17. Neary NM, et al. Ghrelin increases energy intake in cancer patients with impaired appetite: acute, randomized, placebo-controlled trial. J Clin Endocrinol Metab 2004;89:2832-6.
18. Garcia J, et al. A phase II randomized, placebocontrolled, double-blind study of the efficacy and safety of RC-1291 (RC) for the treatment of cancer cachexia. J Clin Oncol 2007;25:9133.
19. Bianchi G, et al. Update on nutritional supplementation with branched-chain amino acids. Curr Opin Clin Nutr Metab Care 2005;8:83-7.
20. Busquets S, et al. Branched-chain amino acids: a role in skeletal muscle proteolysis in catabolic states? J Cell Physiol 2002;191:283-9.
21. May PE, et al. Reversal of cancer-related wasting using oral supplementation with a combination of hydroxy- -methylbutyrate, arginine and glutamine. Am J Surg 2002;183:471-9.
22. McCarthy DO. Rethinking nutritional support for persons with cancer cachexia. Biol Res Nurs 2003;5:3-17.
23. Laviano A, et al. Therapy insight: Cancer anorexiacachexia syndrome–when all you can eat is yourself. Nat Clin Pract Oncol 2005;2:158-65.
24. Barber MD, et al. Tolerance and incorporation of a high-dose eicosapentaenoic acid diester emulsion by patients with pancreatic cancer cachexia. Lipids 2001;36:347-51.
25. Fearon KC, et al. Effect of a protein and energy dense N-3 fatty acid enriched oral supplement on loss of weight and lean tissue in cancer cachexia: a randomised double blind trial. Gut 2003;52:1479-86.
26. Fearon KC, et al. Double-blind, placebo-controlled, randomized study of eicosapentaenoic acid diester in patients with cancer cachexia. J Clin Oncol 2006;24:3401-7.
27. Argiles JM, et al. Cytokines as mediators and targets for cancer cachexia. Cancer Treat Res 2006;130:199-217.
28. Winfield RD, et al. Myeloid-derived suppressor cells in cancer cachexia syndrome: a new explanation for an old problem. J Parent Ent Nutr 2008;32:651-5.
29. Bonetto A*, et al. Are antioxidants useful for the treatment of cancer cachexia? Free Rad Biol Med 2009; in press.*equally contributed
30. Mantovani G, et al. Randomized phase III clinical trial of five different arms of treatment for patients with cancer cachexia: interim results. Nutrition 2008;24:305- 13.
31. Gramignano G, et al. Efficacy of l-carnitine administrationon fatigue, nutritional status, oxidative stress, and related quality of life in 12 advanced cancer patients undergoing anticancer therapy. Nutrition 2006;22:136-45.
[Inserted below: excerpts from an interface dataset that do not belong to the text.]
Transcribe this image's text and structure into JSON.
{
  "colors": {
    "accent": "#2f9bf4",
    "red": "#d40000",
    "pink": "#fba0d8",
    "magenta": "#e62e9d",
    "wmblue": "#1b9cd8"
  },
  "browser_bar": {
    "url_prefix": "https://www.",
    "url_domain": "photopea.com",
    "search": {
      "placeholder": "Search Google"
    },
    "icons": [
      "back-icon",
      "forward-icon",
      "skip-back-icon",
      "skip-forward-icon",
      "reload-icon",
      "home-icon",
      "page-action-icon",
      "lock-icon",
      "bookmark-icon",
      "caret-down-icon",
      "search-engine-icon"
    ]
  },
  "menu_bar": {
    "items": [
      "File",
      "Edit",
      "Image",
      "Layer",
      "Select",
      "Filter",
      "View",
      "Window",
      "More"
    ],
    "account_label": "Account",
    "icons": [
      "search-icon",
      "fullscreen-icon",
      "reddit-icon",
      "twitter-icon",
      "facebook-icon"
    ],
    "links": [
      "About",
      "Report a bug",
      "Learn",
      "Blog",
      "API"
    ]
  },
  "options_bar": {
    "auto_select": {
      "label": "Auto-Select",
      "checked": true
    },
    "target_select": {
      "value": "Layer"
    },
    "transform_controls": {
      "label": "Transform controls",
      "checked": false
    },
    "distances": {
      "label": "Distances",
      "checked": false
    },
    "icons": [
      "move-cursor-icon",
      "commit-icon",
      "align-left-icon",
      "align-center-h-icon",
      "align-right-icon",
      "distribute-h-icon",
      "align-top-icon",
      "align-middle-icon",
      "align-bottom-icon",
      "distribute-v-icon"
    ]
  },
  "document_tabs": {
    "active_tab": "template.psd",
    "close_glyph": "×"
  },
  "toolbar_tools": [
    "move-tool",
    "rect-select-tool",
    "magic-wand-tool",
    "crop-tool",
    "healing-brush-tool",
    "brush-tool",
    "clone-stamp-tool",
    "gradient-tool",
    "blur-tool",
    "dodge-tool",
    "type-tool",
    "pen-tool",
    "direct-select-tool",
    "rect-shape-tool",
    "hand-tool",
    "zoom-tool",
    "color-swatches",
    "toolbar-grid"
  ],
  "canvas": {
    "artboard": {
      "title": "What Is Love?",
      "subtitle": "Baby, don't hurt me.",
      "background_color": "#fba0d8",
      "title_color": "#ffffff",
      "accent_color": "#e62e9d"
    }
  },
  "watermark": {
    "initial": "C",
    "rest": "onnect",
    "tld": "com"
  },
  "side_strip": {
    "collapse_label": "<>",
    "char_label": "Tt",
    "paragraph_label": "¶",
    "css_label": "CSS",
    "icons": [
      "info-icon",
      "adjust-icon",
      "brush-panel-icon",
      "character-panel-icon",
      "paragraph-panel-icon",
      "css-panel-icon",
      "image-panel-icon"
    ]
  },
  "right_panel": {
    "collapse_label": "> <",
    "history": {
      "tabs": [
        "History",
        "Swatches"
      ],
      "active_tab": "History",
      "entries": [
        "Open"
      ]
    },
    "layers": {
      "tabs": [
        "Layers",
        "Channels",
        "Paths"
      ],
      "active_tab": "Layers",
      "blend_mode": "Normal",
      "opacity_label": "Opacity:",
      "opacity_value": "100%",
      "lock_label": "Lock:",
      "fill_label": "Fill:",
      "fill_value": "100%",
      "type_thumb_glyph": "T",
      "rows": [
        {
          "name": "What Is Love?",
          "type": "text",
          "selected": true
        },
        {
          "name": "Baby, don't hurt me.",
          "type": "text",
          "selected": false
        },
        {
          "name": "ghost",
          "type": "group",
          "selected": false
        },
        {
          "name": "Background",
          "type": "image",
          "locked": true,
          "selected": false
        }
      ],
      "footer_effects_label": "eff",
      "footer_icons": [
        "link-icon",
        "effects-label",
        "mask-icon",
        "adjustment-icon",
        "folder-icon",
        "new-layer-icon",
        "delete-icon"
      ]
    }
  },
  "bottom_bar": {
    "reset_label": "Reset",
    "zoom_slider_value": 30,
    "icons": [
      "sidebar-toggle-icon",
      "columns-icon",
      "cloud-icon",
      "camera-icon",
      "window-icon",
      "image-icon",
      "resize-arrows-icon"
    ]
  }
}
32. Mastrocola R, et al. Muscle wasting in diabetic and tumor-bearing rats: role of oxidative stress. Free Rad Biol Med 2008;44:584-93.